(Exercise aim): Each record below is to be restated word for word.

(Records contained in a dataset):
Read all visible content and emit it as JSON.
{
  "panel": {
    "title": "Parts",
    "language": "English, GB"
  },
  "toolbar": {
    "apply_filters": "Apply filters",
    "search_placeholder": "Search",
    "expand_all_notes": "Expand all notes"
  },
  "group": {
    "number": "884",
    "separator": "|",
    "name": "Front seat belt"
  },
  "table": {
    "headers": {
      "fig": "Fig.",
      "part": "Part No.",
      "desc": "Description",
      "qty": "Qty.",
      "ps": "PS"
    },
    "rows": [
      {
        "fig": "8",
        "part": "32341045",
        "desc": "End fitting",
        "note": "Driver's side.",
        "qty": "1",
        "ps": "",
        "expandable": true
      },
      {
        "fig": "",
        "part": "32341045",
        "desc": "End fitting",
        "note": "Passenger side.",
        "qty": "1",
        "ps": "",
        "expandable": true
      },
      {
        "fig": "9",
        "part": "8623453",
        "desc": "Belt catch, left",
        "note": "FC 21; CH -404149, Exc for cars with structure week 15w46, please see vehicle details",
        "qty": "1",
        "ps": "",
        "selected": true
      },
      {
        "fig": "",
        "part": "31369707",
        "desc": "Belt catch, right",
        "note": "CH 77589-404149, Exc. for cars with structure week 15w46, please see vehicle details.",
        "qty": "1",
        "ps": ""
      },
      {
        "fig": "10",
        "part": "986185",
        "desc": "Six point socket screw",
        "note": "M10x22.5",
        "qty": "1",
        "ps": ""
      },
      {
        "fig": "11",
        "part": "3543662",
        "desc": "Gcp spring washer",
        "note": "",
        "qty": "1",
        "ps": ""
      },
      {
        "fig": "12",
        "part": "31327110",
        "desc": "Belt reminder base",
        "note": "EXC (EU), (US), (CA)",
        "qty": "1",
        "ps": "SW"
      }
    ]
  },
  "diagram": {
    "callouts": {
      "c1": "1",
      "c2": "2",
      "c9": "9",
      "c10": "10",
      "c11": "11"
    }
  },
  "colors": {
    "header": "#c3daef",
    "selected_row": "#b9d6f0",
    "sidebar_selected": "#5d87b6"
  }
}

(Solved problem):
Read all visible content and emit it as JSON.
{
  "panel": {
    "title": "Parts",
    "language": "English, GB"
  },
  "toolbar": {
    "apply_filters": "Apply filters",
    "search_placeholder": "Search",
    "expand_all_notes": "Expand all notes"
  },
  "group": {
    "number": "884",
    "separator": "|",
    "name": "Front seat belt"
  },
  "table": {
    "headers": {
      "fig": "Fig.",
      "part": "Part No.",
      "desc": "Description",
      "qty": "Qty.",
      "ps": "PS"
    },
    "rows": [
      {
        "fig": "8",
        "part": "32341045",
        "desc": "End fitting",
        "note": "Driver's side.",
        "qty": "1",
        "ps": "",
        "expandable": true
      },
      {
        "fig": "",
        "part": "32341045",
        "desc": "End fitting",
        "note": "Passenger side.",
        "qty": "1",
        "ps": "",
        "expandable": true
      },
      {
        "fig": "9",
        "part": "8623453",
        "desc": "Belt catch, left",
        "note": "FC 21; CH -404149, Exc for cars with structure week 15w46, please see vehicle details",
        "qty": "1",
        "ps": "",
        "selected": true
      },
      {
        "fig": "",
        "part": "31369707",
        "desc": "Belt catch, right",
        "note": "CH 77589-404149, Exc. for cars with structure week 15w46, please see vehicle details.",
        "qty": "1",
        "ps": ""
      },
      {
        "fig": "10",
        "part": "986185",
        "desc": "Six point socket screw",
        "note": "M10x22.5",
        "qty": "1",
        "ps": ""
      },
      {
        "fig": "11",
        "part": "3543662",
        "desc": "Gcp spring washer",
        "note": "",
        "qty": "1",
        "ps": ""
      },
      {
        "fig": "12",
        "part": "31327110",
        "desc": "Belt reminder base",
        "note": "EXC (EU), (US), (CA)",
        "qty": "1",
        "ps": "SW"
      }
    ]
  },
  "diagram": {
    "callouts": {
      "c1": "1",
      "c2": "2",
      "c9": "9",
      "c10": "10",
      "c11": "11"
    }
  },
  "colors": {
    "header": "#c3daef",
    "selected_row": "#b9d6f0",
    "sidebar_selected": "#5d87b6"
  }
}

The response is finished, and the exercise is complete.